Didier Tarquin was also involved in Gottferdom's group effort 'Krash Monsters' (2002). This superhero/disaster movie parody started out as a filler strip in Lanfeust Mag, and eventually one album was published. Tarquin provided the storyboards and had the supervision, while his former pupils Olivier Dutto and Guillaume Bianco drew the characters, and Adrien Floch took care of the robots and backgrounds.

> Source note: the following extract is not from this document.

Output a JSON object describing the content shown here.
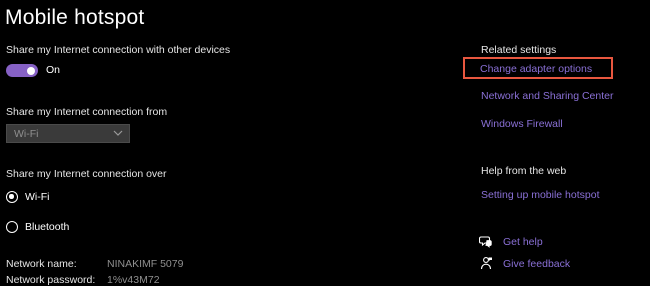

He is also the scriptwriter of 'S.P.E.E.D. Angels' (2012-2013), a science fiction series about monster/alien hunter Jane Blond, drawn by Tony Valente.

Graphic contributions
Didier Tarquin furthermore contributed to a collective homage to Albert Uderzo, 'Astérix et ses Amis' (Les Éditions Albert René, 2007), and also drew a story for the third volume the collective thriller series 'Les Véritables Légendes Urbaines' (Dargaud, 2009) by Rémi Guérin and Éric Corbeyran.

Gnomes de Troy, by Didier Tarquin
'Gnomes de Troy' (Lanfeust Mag #165).

Series and books by Didier Tarquin you can order today:


If you want to help us continue and improve our ever- expanding database, we would appreciate your donation through Paypal.